Sharp account of the post-Civil War black cavalry troops known as the Buffalo Soldiers bursts with energy, tension and drive under Charles Haid's vigorous direction. Assembled from denizens of cities' alleys and byways and from Deep South Negroes only recently slaves, the Buffalo Soldiers were fierce fighters ready for anything.

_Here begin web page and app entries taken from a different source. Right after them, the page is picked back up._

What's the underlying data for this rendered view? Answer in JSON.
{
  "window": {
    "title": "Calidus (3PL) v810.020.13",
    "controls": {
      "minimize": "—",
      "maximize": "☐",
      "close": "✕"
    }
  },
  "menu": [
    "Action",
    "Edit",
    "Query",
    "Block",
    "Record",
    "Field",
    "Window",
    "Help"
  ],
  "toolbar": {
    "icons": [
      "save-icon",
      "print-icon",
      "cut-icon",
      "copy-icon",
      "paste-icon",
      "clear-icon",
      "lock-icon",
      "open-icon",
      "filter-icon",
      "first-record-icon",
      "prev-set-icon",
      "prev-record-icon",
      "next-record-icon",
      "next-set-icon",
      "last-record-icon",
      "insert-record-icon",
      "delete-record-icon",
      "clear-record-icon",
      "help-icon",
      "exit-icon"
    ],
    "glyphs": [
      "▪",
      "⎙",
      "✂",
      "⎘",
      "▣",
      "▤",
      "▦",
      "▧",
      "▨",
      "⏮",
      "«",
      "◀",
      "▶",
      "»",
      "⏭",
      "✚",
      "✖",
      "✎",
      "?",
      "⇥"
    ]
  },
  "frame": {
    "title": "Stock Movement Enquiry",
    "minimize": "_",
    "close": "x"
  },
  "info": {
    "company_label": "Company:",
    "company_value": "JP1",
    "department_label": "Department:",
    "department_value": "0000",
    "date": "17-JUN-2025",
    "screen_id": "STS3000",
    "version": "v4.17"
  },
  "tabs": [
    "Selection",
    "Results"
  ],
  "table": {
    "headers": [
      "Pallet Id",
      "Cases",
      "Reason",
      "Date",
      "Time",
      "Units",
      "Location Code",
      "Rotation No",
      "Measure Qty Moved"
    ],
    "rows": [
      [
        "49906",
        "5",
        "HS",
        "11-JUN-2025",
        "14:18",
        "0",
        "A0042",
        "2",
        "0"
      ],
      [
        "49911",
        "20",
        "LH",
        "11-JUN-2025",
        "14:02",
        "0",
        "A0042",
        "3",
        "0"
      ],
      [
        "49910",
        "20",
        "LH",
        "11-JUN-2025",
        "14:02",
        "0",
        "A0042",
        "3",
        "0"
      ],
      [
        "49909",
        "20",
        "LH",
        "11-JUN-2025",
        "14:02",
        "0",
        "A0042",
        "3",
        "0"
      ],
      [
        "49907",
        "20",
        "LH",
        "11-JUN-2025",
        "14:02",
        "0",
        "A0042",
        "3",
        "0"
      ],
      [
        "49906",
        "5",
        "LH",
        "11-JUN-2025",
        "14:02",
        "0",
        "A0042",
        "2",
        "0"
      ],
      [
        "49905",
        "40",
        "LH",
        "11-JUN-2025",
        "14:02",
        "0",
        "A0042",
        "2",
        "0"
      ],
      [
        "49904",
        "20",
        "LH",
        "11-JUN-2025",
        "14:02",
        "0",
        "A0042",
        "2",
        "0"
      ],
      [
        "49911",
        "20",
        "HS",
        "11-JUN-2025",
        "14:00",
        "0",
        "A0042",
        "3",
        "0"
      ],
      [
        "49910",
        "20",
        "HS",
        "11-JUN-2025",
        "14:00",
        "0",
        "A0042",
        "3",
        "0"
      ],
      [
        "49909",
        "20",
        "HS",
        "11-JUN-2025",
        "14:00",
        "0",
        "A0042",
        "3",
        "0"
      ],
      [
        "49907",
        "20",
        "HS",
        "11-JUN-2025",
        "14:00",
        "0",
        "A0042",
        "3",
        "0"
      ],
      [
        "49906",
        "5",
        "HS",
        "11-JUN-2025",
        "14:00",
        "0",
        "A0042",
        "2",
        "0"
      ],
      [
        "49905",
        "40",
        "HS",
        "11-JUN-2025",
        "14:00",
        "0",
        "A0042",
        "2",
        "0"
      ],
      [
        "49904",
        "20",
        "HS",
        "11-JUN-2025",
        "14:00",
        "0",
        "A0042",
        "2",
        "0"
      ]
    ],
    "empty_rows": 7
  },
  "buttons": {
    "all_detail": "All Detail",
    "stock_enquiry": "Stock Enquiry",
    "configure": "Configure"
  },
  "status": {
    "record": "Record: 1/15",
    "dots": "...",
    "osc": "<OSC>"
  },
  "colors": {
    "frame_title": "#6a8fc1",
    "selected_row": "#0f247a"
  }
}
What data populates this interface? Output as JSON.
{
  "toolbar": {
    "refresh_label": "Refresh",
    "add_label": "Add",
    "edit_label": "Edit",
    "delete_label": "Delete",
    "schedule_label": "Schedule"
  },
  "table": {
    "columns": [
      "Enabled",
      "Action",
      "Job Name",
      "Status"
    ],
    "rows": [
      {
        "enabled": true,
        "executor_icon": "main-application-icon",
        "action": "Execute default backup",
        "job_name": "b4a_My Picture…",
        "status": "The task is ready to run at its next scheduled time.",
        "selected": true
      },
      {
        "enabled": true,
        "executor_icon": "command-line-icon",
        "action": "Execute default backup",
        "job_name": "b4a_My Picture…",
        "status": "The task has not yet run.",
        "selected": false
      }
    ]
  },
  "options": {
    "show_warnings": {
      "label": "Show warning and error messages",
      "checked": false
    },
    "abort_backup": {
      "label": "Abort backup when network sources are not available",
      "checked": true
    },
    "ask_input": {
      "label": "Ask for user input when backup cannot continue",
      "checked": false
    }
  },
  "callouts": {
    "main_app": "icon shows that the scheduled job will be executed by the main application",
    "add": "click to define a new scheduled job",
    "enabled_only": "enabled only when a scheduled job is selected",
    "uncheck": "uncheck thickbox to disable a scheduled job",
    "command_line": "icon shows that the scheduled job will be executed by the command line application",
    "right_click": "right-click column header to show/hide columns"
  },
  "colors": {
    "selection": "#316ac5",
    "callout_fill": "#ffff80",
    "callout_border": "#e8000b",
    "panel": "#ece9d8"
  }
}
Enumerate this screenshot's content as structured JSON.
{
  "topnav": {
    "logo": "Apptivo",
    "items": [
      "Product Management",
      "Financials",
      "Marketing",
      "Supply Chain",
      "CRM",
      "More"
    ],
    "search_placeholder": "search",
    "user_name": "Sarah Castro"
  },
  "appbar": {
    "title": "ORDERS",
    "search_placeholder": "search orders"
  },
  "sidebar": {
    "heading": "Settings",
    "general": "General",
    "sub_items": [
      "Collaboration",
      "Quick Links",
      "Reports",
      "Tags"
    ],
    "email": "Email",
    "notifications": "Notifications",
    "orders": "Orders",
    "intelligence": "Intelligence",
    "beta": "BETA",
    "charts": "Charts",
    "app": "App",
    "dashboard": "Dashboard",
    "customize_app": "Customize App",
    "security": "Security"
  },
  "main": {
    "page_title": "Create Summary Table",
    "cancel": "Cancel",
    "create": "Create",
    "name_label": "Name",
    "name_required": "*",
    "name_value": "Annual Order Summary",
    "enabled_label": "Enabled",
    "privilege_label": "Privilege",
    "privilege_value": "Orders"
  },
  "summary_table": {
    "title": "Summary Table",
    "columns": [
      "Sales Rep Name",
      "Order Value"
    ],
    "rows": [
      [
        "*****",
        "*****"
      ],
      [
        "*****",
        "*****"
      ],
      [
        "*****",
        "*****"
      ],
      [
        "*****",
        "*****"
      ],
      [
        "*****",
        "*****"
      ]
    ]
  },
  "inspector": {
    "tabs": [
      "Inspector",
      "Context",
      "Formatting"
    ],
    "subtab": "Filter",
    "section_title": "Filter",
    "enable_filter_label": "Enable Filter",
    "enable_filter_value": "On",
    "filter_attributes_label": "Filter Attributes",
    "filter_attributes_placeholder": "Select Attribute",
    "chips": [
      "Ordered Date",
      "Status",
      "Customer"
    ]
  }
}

Sharp account of the post-Civil War black cavalry troops known as the Buffalo Soldiers bursts with energy, tension and drive under Charles Haid’s vigorous direction. Assembled from denizens of cities’ alleys and byways and from Deep South Negroes only recently slaves, the Buffalo Soldiers were fierce fighters trained and ready for anything. Teleplay by Frank Military and Susan Rhinehart is rich in fictional characters and storytelling about the American West.Telefilm spares no one’s bad actions. The Apaches torture whites they can catch; whites kill off Native Americans in their desperate search for Indian war chief Victorio (Harrison Lowe); white troops shun their black comrades, the fearless Buffalo Soldiers. The evidence is pretty graphic. With the exception of the four-part “The Buffalo Soldiers” on PBS in 1970 and a 1979 NBC pilot, “The Buffalo Soldiers,” with Stan Shaw (and including Carl Lumbly, of the current project), TV accounts of the Buffalo Soldiers have been inexplicably and unconscionably scarce. Military and Rhinehart have written a direct, active vidpic in the traditional Western form, and it works. Serving under ex-slave Sgt. Wyatt (Danny Glover) in the New Mexico Territory, the tight-knit Buffalo troops arrest Texas Rangers and their leader, Capt. Draper (Robert Knott), who will all quietly be set free when the incident fades. Politics is the name of the war games, and bigotry points in every direction. A good example of conflict of interest: Lone scout Horse (Lumbly), half-Indian, half-black, enigmatic and wise, scouts for the white forces that enslaved his forebears and are now torturing and killing off his fellow Indians. Headquartered back at New Mexico’s Fort Craig, Wyatt and his H Company, a part of the 10th Cavalry, report ul-timately to anti-black Gen. Pike (Tom Bower) and to more sympathetic white Col. Grierson (Bob Gunton), who in real life built the regiment and courageously saw to the interests of the black cavalry. Touches of Indian mysticism crop up. Indian prophet-visionary Nana (Chesley Wilson) has been tortured and threatened with his captured daughter’s death if he won’t talk about Victorio’s destination; just as necessity breeds necessity, cruelty breeds cruelty. The indomitable Wyatt sets out with his men after ascertaining the wily Victorio’s at Rattlesnake Springs. There are plenty of well-done battle scenes and dramatic deaths before there’s much progress against the Indi-ans, who melt into the rock-bound landscape and, waiting motionless among the bushes, rise up in unison when it’s time. At the Springs, Wyatt sees the unsuspecting Apache women and children charmingly bathing in the cool pool of spring water, but resists an order to fire. Instead, he and his men meet with the elusive, mighty Victorio. Faced with a dreadful decision, Wyatt orders the only thing that he can live with in good conscience. Haid’s intelligent direction ably reflects the passions of the various sides. Michael Baugh’s design for the production is stunning, with the weather-worn boulders and desert scenery of Arizona’s Cochise County supplying handsome backgrounds for the action. William Wages’ clean, revelatory photography captures the essence of the remarkable, dedicated Buffalo men. An-drew Doerfer’s editing creates good pace and moods, while Joel McNeely’s compelling score gives the whole work solidity. Glover’s commanding perf as Wyatt stands like a beacon. He displays steely strength, moments of sadness and ten-derness, a reflective personality and a man of lifelong discipline. His is a touching, confident study of a complex man restraining himself. Lumbly’s Horse suggests a strong spiritual center, and Bower’s Gen. Pike is a well-delineated study. Timothy Bus-field plays what there is of the role of an anti-black officer assigned to handle the black troops, while Gunton’s con-cerned, profoundly affected Col. Grierson is handled with finesse. Telefilm, with its strong accumulative effect, may displease advocates of political correctness. But the story’s too close to truths about the Indian Wars in the Southwest to be denied. Thanks to the scripters’ insightful writing and to Glover’s fine perf, Sgt. Wyatt conveys moral and physical courage.